Feeds

UK.gov torpedoes personal carbon credit plans

'Not a universally desirable outcome' - no, really?

Combat fraud and increase customer satisfaction

The British government has come out firmly against plans for personal carbon trading, diplomatically saying the idea is "ahead of its time", would cost too much to implement, probably wouldn't see widespread participation, and anyway wouldn't deliver much in the way of benefits.

The decision comes with the release today of a Department for Environment, Food And Rural Affairs (DEFRA) "pre-feasibility" study into personal carbon trading. DEFRA's investigators have concluded that the time is not right for such a scheme, and will carry out no further research. However, the government will continue to monitor developments.

The idea of personal carbon trading would be to assign every individual a quota of carbon credits, which they would need in order to buy heating or vehicle fuel, electricity, or other things deemed under the scheme to cause carbon emissions. People whose lifestyle required little of these items could sell their surplus credits to others wishing to cook food at home, take regular showers, wash and iron their clothes frequently, or otherwise hoggishly damage the environment in pursuit of unnecessary personal pleasure.*

According to DEFRA:

Personal carbon trading could potentially be justified if it were effective at encouraging individuals to demand fewer energy services. However as this may, in part, involve living in a colder house ... some might argue that this is not a universally desirable outcome.

The cost of this not "universally desirable outcome" would be high.

Implementing personal carbon trading would involve significant costs. It would require IT and banking systems, payment infrastructure, and secondary markets... In addition to the implementation, there would be ongoing costs for administration, verification, auditing and enforcement... Initial set up costs would be between £700m and £2bn. Running costs would be between £1bn and £2bn a year.

The government analysts reckoned personal carbon trading might cost us all £40 pa per head - and consume enough of our time, in working out our carbon plans etc, to soak up a further billion-odd pounds of economic activity.

On the issue of time, they noted that there would need to be a way for people who didn't have carbon smartcards - foreigners, the forgetful, those unable to be arsed, etc - to buy petrol or whatever. They noted that personal-carbon-market advocates such as Richard Starkey had suggested that people who didn't fancy spending all their time working out the best carbon deals could just flog off their allowance right away, leave their carbo-smartcards at home, and go back to living normally.
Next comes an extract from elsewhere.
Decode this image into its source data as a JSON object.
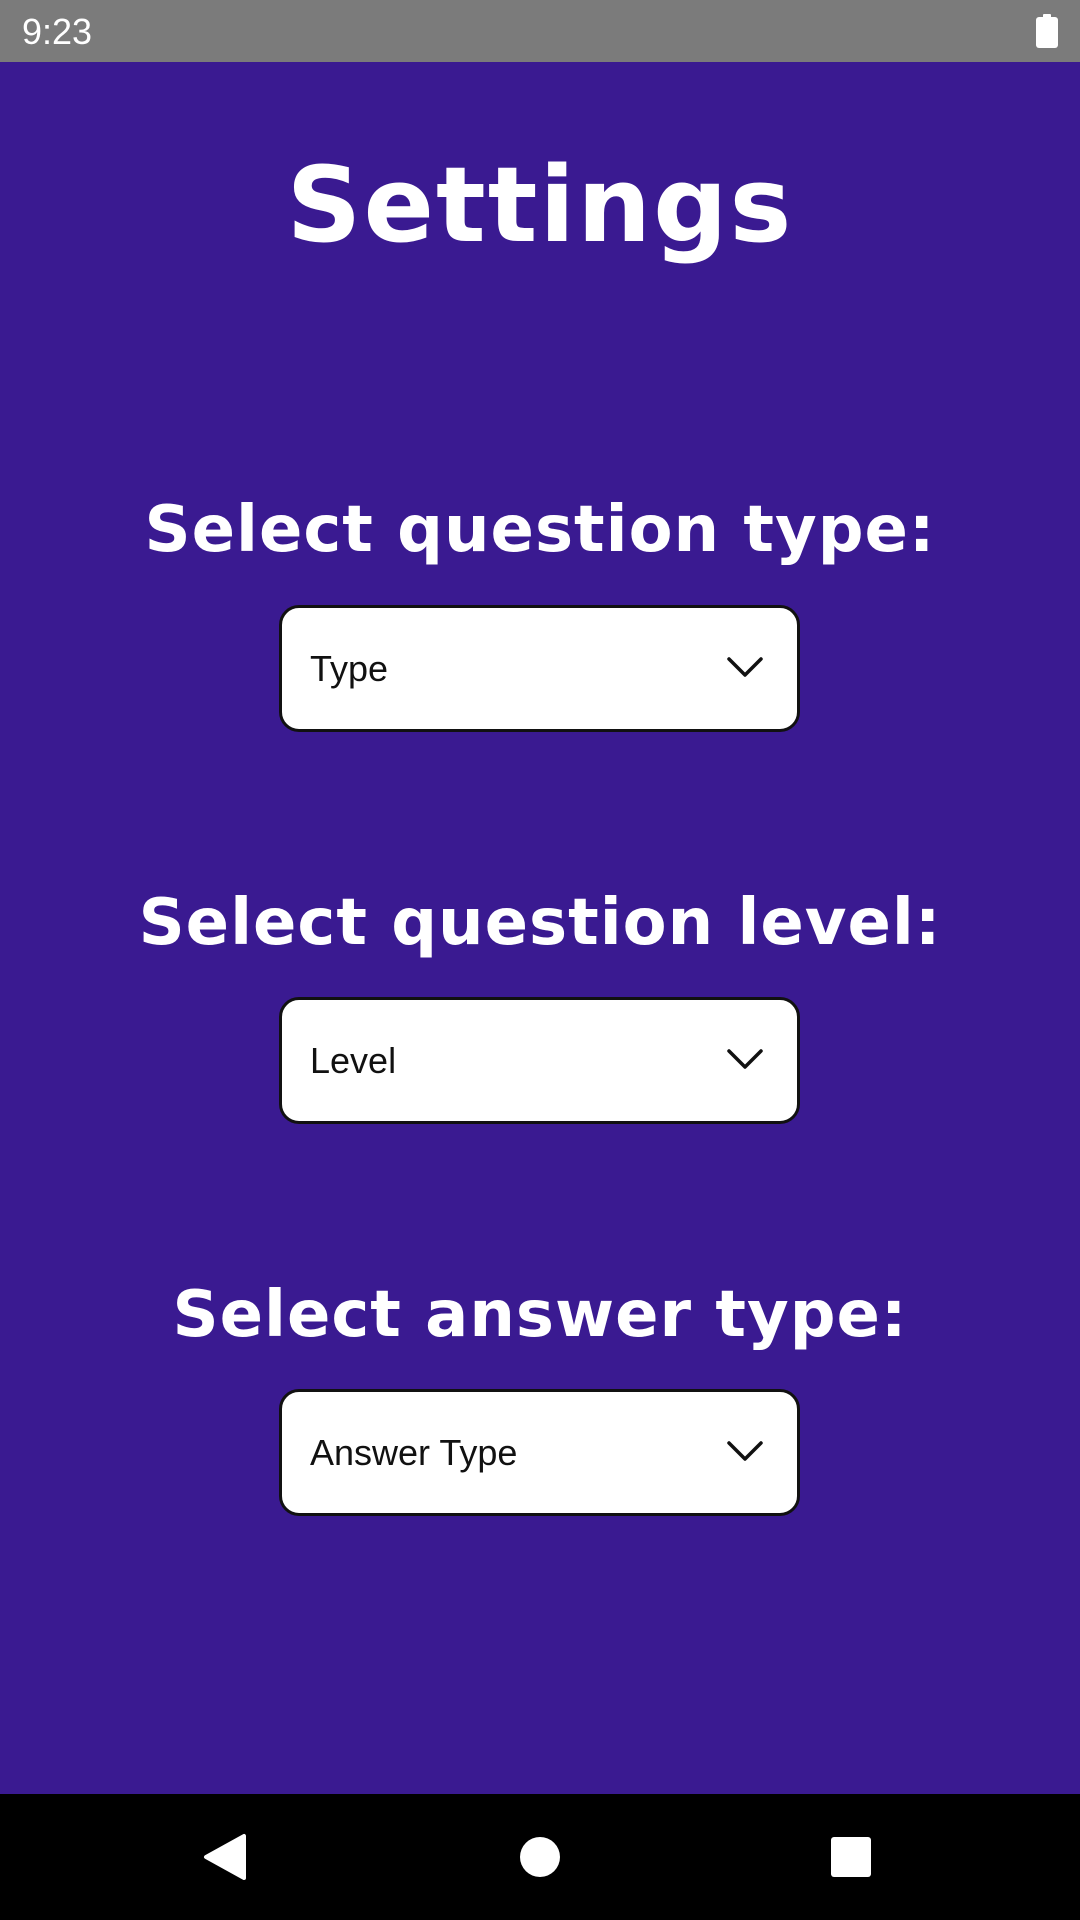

But, as the civil servants dryly commented:

If the market for allowances is working efficiently there would be only a very small incentive to hold onto allowances... The amount received from selling all allowances immediately would be almost the same as the expected net present value of surrendering them steadily throughout the year.

Top three mobile application threats

More from The Register

next story
Lavabit loses contempt of court appeal over protecting Snowden, customers
Judges rule complaints about government power are too little, too late
Don't let no-hire pact suit witnesses call Steve Jobs a bullyboy, plead Apple and Google
'Irrelevant' character evidence should be excluded – lawyers
Record labels sue Pandora over vintage song royalties
Companies want payout on recordings made before 1972
EFF: Feds plan to put 52 MILLION FACES into recognition database
System would identify faces as part of biometrics collection
Edward Snowden on his Putin TV appearance: 'Why all the criticism?'
Denies Q&A cameo was meant to slam US, big-up Russia
Ex-Tony Blair adviser is new top boss at UK spy-hive GCHQ
Robert Hannigan to replace Sir Iain Lobban in the autumn
Judge halts spread of zombie Nortel patents to Texas in Google trial
Epic Rockstar patent war to be waged in California
German space centre endures cyber attack
Chinese code retrieved but NSA hack not ruled out
APPLE FAILS to ditch class action suit over ebook PRICE-FIX fiasco
Do not pass go, do cough (up to) $840m in damages
prev story

Whitepapers

Mainstay ROI - Does application security pay?
In this whitepaper learn how you and your enterprise might benefit from better software security.
Combat fraud and increase customer satisfaction
Based on their experience using HP ArcSight Enterprise Security Manager for IT security operations, Finansbank moved to HP ArcSight ESM for fraud management.
The benefits of software based PBX
Why you should break free from your proprietary PBX and how to leverage your existing server hardware.
Top three mobile application threats
Learn about three of the top mobile application security threats facing businesses today and recommendations on how to mitigate the risk.
3 Big data security analytics techniques
Applying these Big Data security analytics techniques can help you make your business safer by detecting attacks early, before significant damage is done.